I am child of toboggan and of a family that played in snow
Dad chose our Connecticut house for the half acre yard,
its graded slope was perfect for tobogganing.
I am child of a mother who cut my snowsuit
from the warp and weft of my father’s WWII Marine uniform
Between her singer sewing machine fingers
She buttoned me up and wrapped a knitted red scarf
round and round my little bundled body
then, kissing each of my dinner-roll cheeks
she looked into my eyes and smiled.
I knew I was loved.
I am child of a family whose interlocked legs
made space for me at the front.
Tucked under the curling toboggan’s hood
nested in my sister’s lap within big brothers’ reach
I sucked and ducked gallons of snow dust
guided by parents’ voices: lean this way or lean that;
and the toboggan flew like a snow-Ferrari
until it tumbled at the bottom of the hill
dumping all of us
boots and mittens flailing
tears of laughter freezing on faces

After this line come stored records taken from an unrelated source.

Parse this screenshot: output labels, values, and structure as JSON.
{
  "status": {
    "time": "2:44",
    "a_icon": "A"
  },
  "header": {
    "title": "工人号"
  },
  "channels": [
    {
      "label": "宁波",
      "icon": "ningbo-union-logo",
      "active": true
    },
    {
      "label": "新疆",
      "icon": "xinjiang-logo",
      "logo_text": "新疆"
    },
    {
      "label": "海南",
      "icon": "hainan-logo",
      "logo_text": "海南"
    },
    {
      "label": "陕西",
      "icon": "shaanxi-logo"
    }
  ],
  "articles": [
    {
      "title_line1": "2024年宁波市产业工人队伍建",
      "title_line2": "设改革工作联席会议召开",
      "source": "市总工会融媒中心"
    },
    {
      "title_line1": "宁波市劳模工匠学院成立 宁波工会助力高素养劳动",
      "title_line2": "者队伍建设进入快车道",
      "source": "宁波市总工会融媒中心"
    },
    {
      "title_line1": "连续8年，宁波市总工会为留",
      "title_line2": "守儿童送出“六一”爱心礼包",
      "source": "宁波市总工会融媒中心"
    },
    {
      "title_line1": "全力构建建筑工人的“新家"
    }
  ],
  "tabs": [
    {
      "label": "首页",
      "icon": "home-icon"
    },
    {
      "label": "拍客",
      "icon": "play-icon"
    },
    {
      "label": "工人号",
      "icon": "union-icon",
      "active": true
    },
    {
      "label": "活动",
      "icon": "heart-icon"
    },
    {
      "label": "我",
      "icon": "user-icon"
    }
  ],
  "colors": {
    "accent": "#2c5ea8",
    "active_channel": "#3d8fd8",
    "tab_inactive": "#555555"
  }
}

my mother’s eyes shining, burning like a winter-hearth fire
reminding me Who I Am
before I forgot.
Decades of seasons and snow wove their tales
of forts and slushy meltdowns
until miles of death and years of living changed my view.
Today it grew cold and it snowed.
I grabbed my new yellow ergonomically designed snow shovel
and I worked all morning while flakes descended like long forgotten memories
until at last, I gazed with satisfaction at my newly cleared drive.
Exhaling clouds of frost, velvet roses feathered my cheeks with her warmth
I felt her hands bundling me up
and I saw her eyes gazing into mine
And I knew once more the love that glows against winter and cold
And I remembered
This is Who I Am.